**GIVEN DATA:**
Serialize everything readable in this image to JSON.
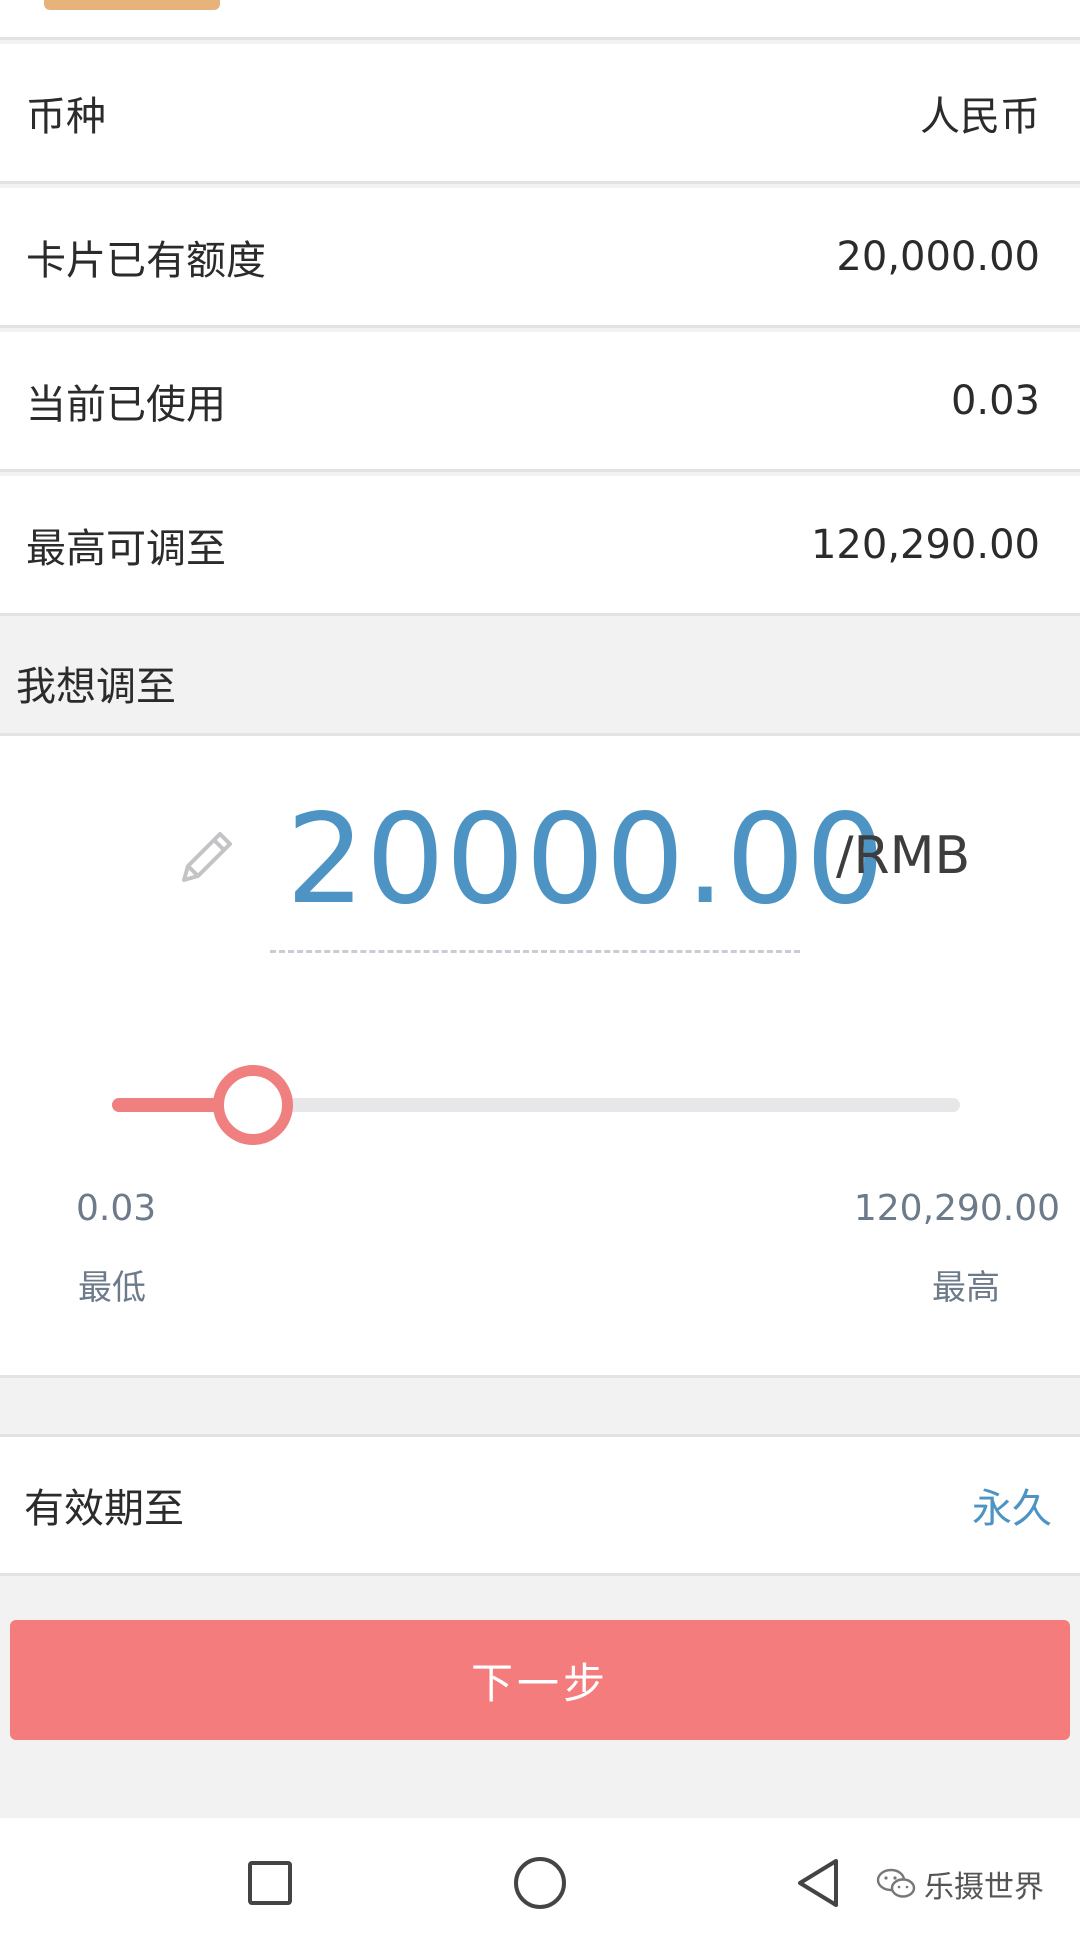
{
  "rows": [
    {
      "label": "币种",
      "value": "人民币"
    },
    {
      "label": "卡片已有额度",
      "value": "20,000.00"
    },
    {
      "label": "当前已使用",
      "value": "0.03"
    },
    {
      "label": "最高可调至",
      "value": "120,290.00"
    }
  ],
  "adjust": {
    "section_title": "我想调至",
    "amount": "20000.00",
    "unit": "/RMB",
    "slider": {
      "min_value": "0.03",
      "min_label": "最低",
      "max_value": "120,290.00",
      "max_label": "最高",
      "fraction": 0.166
    }
  },
  "validity": {
    "label": "有效期至",
    "value": "永久"
  },
  "next_button": {
    "label": "下一步"
  },
  "watermark": {
    "text": "乐摄世界"
  },
  "colors": {
    "accent_blue": "#4d93c3",
    "accent_red": "#f57c7c",
    "slider_red": "#f07f7f"
  },
  "icons": {
    "pencil": "pencil-icon",
    "nav_recent": "square-icon",
    "nav_home": "circle-icon",
    "nav_back": "triangle-back-icon",
    "watermark": "wechat-icon"
  }
}
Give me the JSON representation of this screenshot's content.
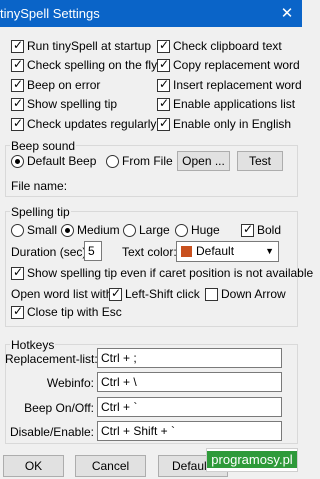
{
  "window": {
    "title": "tinySpell Settings",
    "close_glyph": "✕"
  },
  "options": [
    {
      "label": "Run tinySpell at startup",
      "checked": true
    },
    {
      "label": "Check clipboard text",
      "checked": true
    },
    {
      "label": "Check spelling on the fly",
      "checked": true
    },
    {
      "label": "Copy replacement word",
      "checked": true
    },
    {
      "label": "Beep on error",
      "checked": true
    },
    {
      "label": "Insert replacement word",
      "checked": true
    },
    {
      "label": "Show spelling tip",
      "checked": true
    },
    {
      "label": "Enable applications list",
      "checked": true
    },
    {
      "label": "Check updates regularly",
      "checked": true
    },
    {
      "label": "Enable only in English",
      "checked": true
    }
  ],
  "beep_sound": {
    "group_label": "Beep sound",
    "default_beep": "Default Beep",
    "from_file": "From File",
    "open_button": "Open ...",
    "test_button": "Test",
    "file_name_label": "File name:",
    "selected": "default"
  },
  "spelling_tip": {
    "group_label": "Spelling tip",
    "sizes": [
      "Small",
      "Medium",
      "Large",
      "Huge"
    ],
    "selected_size": "Medium",
    "bold_label": "Bold",
    "bold_checked": true,
    "duration_label": "Duration (sec):",
    "duration_value": "5",
    "text_color_label": "Text color:",
    "text_color_value": "Default",
    "text_color_swatch": "#c8501e",
    "show_tip_label": "Show spelling tip even if caret position is not available",
    "show_tip_checked": true,
    "open_word_list_label": "Open word list with:",
    "left_shift_label": "Left-Shift click",
    "left_shift_checked": true,
    "down_arrow_label": "Down Arrow",
    "down_arrow_checked": false,
    "close_tip_label": "Close tip with Esc",
    "close_tip_checked": true
  },
  "hotkeys": {
    "group_label": "Hotkeys",
    "rows": [
      {
        "label": "Replacement-list:",
        "value": "Ctrl + ;"
      },
      {
        "label": "Webinfo:",
        "value": "Ctrl + \\"
      },
      {
        "label": "Beep On/Off:",
        "value": "Ctrl + `"
      },
      {
        "label": "Disable/Enable:",
        "value": "Ctrl + Shift + `"
      }
    ]
  },
  "footer": {
    "ok": "OK",
    "cancel": "Cancel",
    "default": "Default"
  },
  "watermark": "programosy.pl"
}
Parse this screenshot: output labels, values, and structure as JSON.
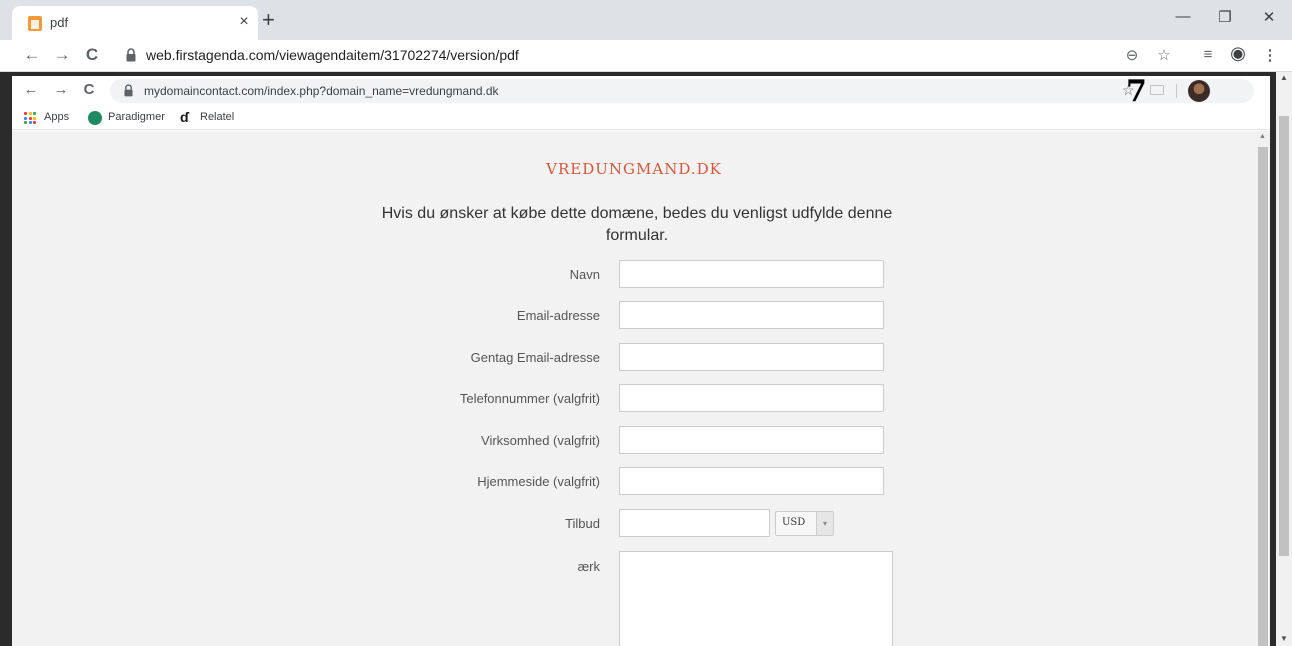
{
  "outer_browser": {
    "tab_title": "pdf",
    "tab_close": "×",
    "new_tab": "+",
    "url": "web.firstagenda.com/viewagendaitem/31702274/version/pdf",
    "icons": {
      "back": "←",
      "forward": "→",
      "reload": "C",
      "zoom": "⊖",
      "star": "☆",
      "reading_list": "≡",
      "profile": "◉",
      "menu": "⋮",
      "minimize": "—",
      "restore": "❐",
      "close": "✕"
    }
  },
  "pdf_viewer": {
    "page_number": "7"
  },
  "inner_browser": {
    "url": "mydomaincontact.com/index.php?domain_name=vredungmand.dk",
    "icons": {
      "back": "←",
      "forward": "→",
      "reload": "C",
      "star": "☆"
    },
    "bookmarks": [
      {
        "label": "Apps"
      },
      {
        "label": "Paradigmer"
      },
      {
        "label": "Relatel"
      }
    ],
    "apps_colors": [
      "#ea4335",
      "#fbbc04",
      "#34a853",
      "#4285f4",
      "#ea4335",
      "#fbbc04",
      "#34a853",
      "#4285f4",
      "#ea4335"
    ]
  },
  "form": {
    "domain_title": "VREDUNGMAND.DK",
    "intro": "Hvis du ønsker at købe dette domæne, bedes du venligst udfylde denne formular.",
    "fields": {
      "name": {
        "label": "Navn",
        "value": ""
      },
      "email": {
        "label": "Email-adresse",
        "value": ""
      },
      "email_repeat": {
        "label": "Gentag Email-adresse",
        "value": ""
      },
      "phone": {
        "label": "Telefonnummer (valgfrit)",
        "value": ""
      },
      "company": {
        "label": "Virksomhed (valgfrit)",
        "value": ""
      },
      "website": {
        "label": "Hjemmeside (valgfrit)",
        "value": ""
      },
      "offer": {
        "label": "Tilbud",
        "value": ""
      },
      "message": {
        "label": "ærk",
        "value": ""
      }
    },
    "currency": {
      "selected": "USD",
      "arrow": "▾"
    }
  },
  "colors": {
    "title_accent": "#d8573a",
    "content_background": "#f2f2f2",
    "pdf_frame": "#2b2b2b"
  }
}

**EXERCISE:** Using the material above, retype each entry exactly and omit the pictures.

**ANSWER TO THIS EXERCISE:**
Serialize everything readable in this image to JSON.
{
  "rows": [
    {
      "label": "币种",
      "value": "人民币"
    },
    {
      "label": "卡片已有额度",
      "value": "20,000.00"
    },
    {
      "label": "当前已使用",
      "value": "0.03"
    },
    {
      "label": "最高可调至",
      "value": "120,290.00"
    }
  ],
  "adjust": {
    "section_title": "我想调至",
    "amount": "20000.00",
    "unit": "/RMB",
    "slider": {
      "min_value": "0.03",
      "min_label": "最低",
      "max_value": "120,290.00",
      "max_label": "最高",
      "fraction": 0.166
    }
  },
  "validity": {
    "label": "有效期至",
    "value": "永久"
  },
  "next_button": {
    "label": "下一步"
  },
  "watermark": {
    "text": "乐摄世界"
  },
  "colors": {
    "accent_blue": "#4d93c3",
    "accent_red": "#f57c7c",
    "slider_red": "#f07f7f"
  },
  "icons": {
    "pencil": "pencil-icon",
    "nav_recent": "square-icon",
    "nav_home": "circle-icon",
    "nav_back": "triangle-back-icon",
    "watermark": "wechat-icon"
  }
}
Give me the JSON representation of this screenshot's content.
{
  "window": {
    "title": "tinySpell Settings",
    "close_glyph": "✕"
  },
  "options": [
    {
      "label": "Run tinySpell at startup",
      "checked": true
    },
    {
      "label": "Check clipboard text",
      "checked": true
    },
    {
      "label": "Check spelling on the fly",
      "checked": true
    },
    {
      "label": "Copy replacement word",
      "checked": true
    },
    {
      "label": "Beep on error",
      "checked": true
    },
    {
      "label": "Insert replacement word",
      "checked": true
    },
    {
      "label": "Show spelling tip",
      "checked": true
    },
    {
      "label": "Enable applications list",
      "checked": true
    },
    {
      "label": "Check updates regularly",
      "checked": true
    },
    {
      "label": "Enable only in English",
      "checked": true
    }
  ],
  "beep_sound": {
    "group_label": "Beep sound",
    "default_beep": "Default Beep",
    "from_file": "From File",
    "open_button": "Open ...",
    "test_button": "Test",
    "file_name_label": "File name:",
    "selected": "default"
  },
  "spelling_tip": {
    "group_label": "Spelling tip",
    "sizes": [
      "Small",
      "Medium",
      "Large",
      "Huge"
    ],
    "selected_size": "Medium",
    "bold_label": "Bold",
    "bold_checked": true,
    "duration_label": "Duration (sec):",
    "duration_value": "5",
    "text_color_label": "Text color:",
    "text_color_value": "Default",
    "text_color_swatch": "#c8501e",
    "show_tip_label": "Show spelling tip even if caret position is not available",
    "show_tip_checked": true,
    "open_word_list_label": "Open word list with:",
    "left_shift_label": "Left-Shift click",
    "left_shift_checked": true,
    "down_arrow_label": "Down Arrow",
    "down_arrow_checked": false,
    "close_tip_label": "Close tip with Esc",
    "close_tip_checked": true
  },
  "hotkeys": {
    "group_label": "Hotkeys",
    "rows": [
      {
        "label": "Replacement-list:",
        "value": "Ctrl + ;"
      },
      {
        "label": "Webinfo:",
        "value": "Ctrl + \\"
      },
      {
        "label": "Beep On/Off:",
        "value": "Ctrl + `"
      },
      {
        "label": "Disable/Enable:",
        "value": "Ctrl + Shift + `"
      }
    ]
  },
  "footer": {
    "ok": "OK",
    "cancel": "Cancel",
    "default": "Default"
  },
  "watermark": "programosy.pl"
}
Parse this screenshot: output labels, values, and structure as JSON.
{
  "outer_browser": {
    "tab_title": "pdf",
    "tab_close": "×",
    "new_tab": "+",
    "url": "web.firstagenda.com/viewagendaitem/31702274/version/pdf",
    "icons": {
      "back": "←",
      "forward": "→",
      "reload": "C",
      "zoom": "⊖",
      "star": "☆",
      "reading_list": "≡",
      "profile": "◉",
      "menu": "⋮",
      "minimize": "—",
      "restore": "❐",
      "close": "✕"
    }
  },
  "pdf_viewer": {
    "page_number": "7"
  },
  "inner_browser": {
    "url": "mydomaincontact.com/index.php?domain_name=vredungmand.dk",
    "icons": {
      "back": "←",
      "forward": "→",
      "reload": "C",
      "star": "☆"
    },
    "bookmarks": [
      {
        "label": "Apps"
      },
      {
        "label": "Paradigmer"
      },
      {
        "label": "Relatel"
      }
    ],
    "apps_colors": [
      "#ea4335",
      "#fbbc04",
      "#34a853",
      "#4285f4",
      "#ea4335",
      "#fbbc04",
      "#34a853",
      "#4285f4",
      "#ea4335"
    ]
  },
  "form": {
    "domain_title": "VREDUNGMAND.DK",
    "intro": "Hvis du ønsker at købe dette domæne, bedes du venligst udfylde denne formular.",
    "fields": {
      "name": {
        "label": "Navn",
        "value": ""
      },
      "email": {
        "label": "Email-adresse",
        "value": ""
      },
      "email_repeat": {
        "label": "Gentag Email-adresse",
        "value": ""
      },
      "phone": {
        "label": "Telefonnummer (valgfrit)",
        "value": ""
      },
      "company": {
        "label": "Virksomhed (valgfrit)",
        "value": ""
      },
      "website": {
        "label": "Hjemmeside (valgfrit)",
        "value": ""
      },
      "offer": {
        "label": "Tilbud",
        "value": ""
      },
      "message": {
        "label": "ærk",
        "value": ""
      }
    },
    "currency": {
      "selected": "USD",
      "arrow": "▾"
    }
  },
  "colors": {
    "title_accent": "#d8573a",
    "content_background": "#f2f2f2",
    "pdf_frame": "#2b2b2b"
  }
}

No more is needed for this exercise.